Routine x-rays should be taken to rule out orthopedic problems that may have similar signs.
X-ray contrast studies in which a dye is injected around the spinal cord may be necessary to rule out other causes of progressive weakness and loss of coordination.
A spinal tap may give some useful information for making a diagnosis.
Treatment of Degenerative Myelopathy in Dogs
There is no effective treatment for degenerative myelopathy. A few treatments have been recommended, but no controlled studies have been performed to show any proven benefit.
These treatments include:
Vitamins and other supplements
Special homemade diet
Exercise and physical therapy program
Excellent nursing care including padded surfaces, slings, good traction and keeping your dog clean and dry.
Give all medications and supplements as prescribed. Exercise appears to be helpful in delaying the progression of the disease. Dogs should be placed on an increasing, alternate-day exercise program including walking and swimming, if possible.
In-depth Information on Degenerative Myelopathy in Dogs
Degenerative myelopathy is a slowly progressive neurologic disorder mainly affecting German shepherds between the ages of 5 and 14 years. The condition bears many similarities to multiple sclerosis in people. The initial clinical sign is usually an increased difficulty standing up. The rear legs become progressively weaker, and the dog becomes more and more uncoordinated. The rear legs may cross during walking, and the paws may begin to knuckle, causing the nails to be worn from dragging and scuffing. If forced to turn quickly, affected dogs will often fall. The front legs remain normal, as does pain sensation. Late in the course of disease, bowel and bladder incontinence develops.
The diagnostic tests recommended will help differentiate degenerative myelopathy from the following:
Hip dysplasia. This is a hereditary orthopedic condition of the hips commonly seen in large breed dogs
Intervertebral disc disease. Intervertebral discs are structures located between the vertebrae that act as a cushion against excessive movement or trauma.
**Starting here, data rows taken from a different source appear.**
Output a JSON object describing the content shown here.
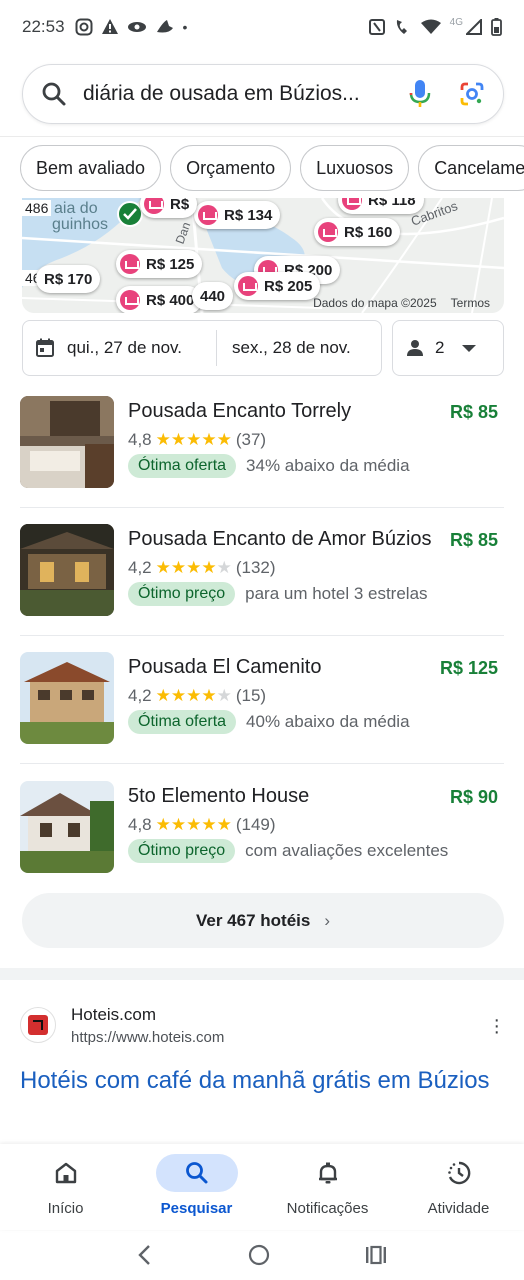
{
  "status_bar": {
    "time": "22:53",
    "network": "4G"
  },
  "search": {
    "query": "diária de ousada em Búzios..."
  },
  "chips": [
    "Bem avaliado",
    "Orçamento",
    "Luxuosos",
    "Cancelame"
  ],
  "map": {
    "credit": "Dados do mapa ©2025",
    "terms": "Termos",
    "labels": [
      "aia do",
      "guinhos",
      "486",
      "46",
      "Cabritos",
      "Dan"
    ],
    "pins": [
      "R$ 134",
      "R$ 160",
      "R$ 125",
      "R$ 170",
      "R$ 200",
      "R$ 205",
      "R$ 400",
      "440",
      "R$",
      "R$ 118"
    ]
  },
  "dates": {
    "checkin": "qui., 27 de nov.",
    "checkout": "sex., 28 de nov.",
    "guests": "2"
  },
  "hotels": [
    {
      "name": "Pousada Encanto Torrely",
      "price": "R$ 85",
      "rating": "4,8",
      "stars": 5,
      "reviews": "(37)",
      "badge": "Ótima oferta",
      "note": "34% abaixo da média"
    },
    {
      "name": "Pousada Encanto de Amor Búzios",
      "price": "R$ 85",
      "rating": "4,2",
      "stars": 4,
      "reviews": "(132)",
      "badge": "Ótimo preço",
      "note": "para um hotel 3 estrelas"
    },
    {
      "name": "Pousada El Camenito",
      "price": "R$ 125",
      "rating": "4,2",
      "stars": 4,
      "reviews": "(15)",
      "badge": "Ótima oferta",
      "note": "40% abaixo da média"
    },
    {
      "name": "5to Elemento House",
      "price": "R$ 90",
      "rating": "4,8",
      "stars": 5,
      "reviews": "(149)",
      "badge": "Ótimo preço",
      "note": "com avaliações excelentes"
    }
  ],
  "more_button": "Ver 467 hotéis",
  "result": {
    "site": "Hoteis.com",
    "url": "https://www.hoteis.com",
    "title": "Hotéis com café da manhã grátis em Búzios"
  },
  "bottom_nav": [
    {
      "label": "Início",
      "icon": "home-icon"
    },
    {
      "label": "Pesquisar",
      "icon": "search-icon"
    },
    {
      "label": "Notificações",
      "icon": "bell-icon"
    },
    {
      "label": "Atividade",
      "icon": "history-icon"
    }
  ]
}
Damage to a disc can cause neurologic signs that may mimic those seen in degenerative myelopathy.
Cancer. Slowly progressive tumors involving the spinal cord may also show signs resembling degenerative myelopathy.
In-depth Information on Diagnosis
Diagnostic tests for degenerative myelopathy are performed mainly to rule out other causes of slowly progressive weakness and lack of coordination. Tests may include:
A complete medical history and physical examination. Middle-aged German shepherds with progressive neurologic dysfunction in the rear legs are highly suspicious for degenerative myelopathy. The physical examination is done to rule out orthopedic causes.
A complete neurologic exam. This is necessary to assess strength, reflexes, pain perception and other neurologic parameters.
Routine x-rays. These are taken of the spine and hips to help rule out hip dysplasia and intervertebral disc disease as a cause of the symptoms.
Myelography. This is a specialized radiographic procedure in which a dye is injected around the spinal cord to make the cord more visible on x-rays. This test may be necessary to rule out intervertebral disc disease and spinal cancer as a cause of the symptoms.
A spinal tap. This is a procedure in which a sample of the fluid that bathes the brain and spinal cord is taken. It is performed low on the spinal cord and may give information supporting a diagnosis of degenerative myelopathy. Many dogs with degenerative myelopathy may have an increased protein concentration in the spinal fluid.
Electrophysiologic testing. Tests to determine nerve function may be suggested to rule out other neurologic disorders.
Advanced imaging. Computerized tomography and or magnetic resonance image may be used to rule out other causes of the clinical signs.
Routine blood work is also recommended to assess overall health. Routine laboratory work may include a complete blood count, diagnostic profile and urinalysis. The results are generally unremarkable in dogs with degenerative myelopathy and without and secondary diseases..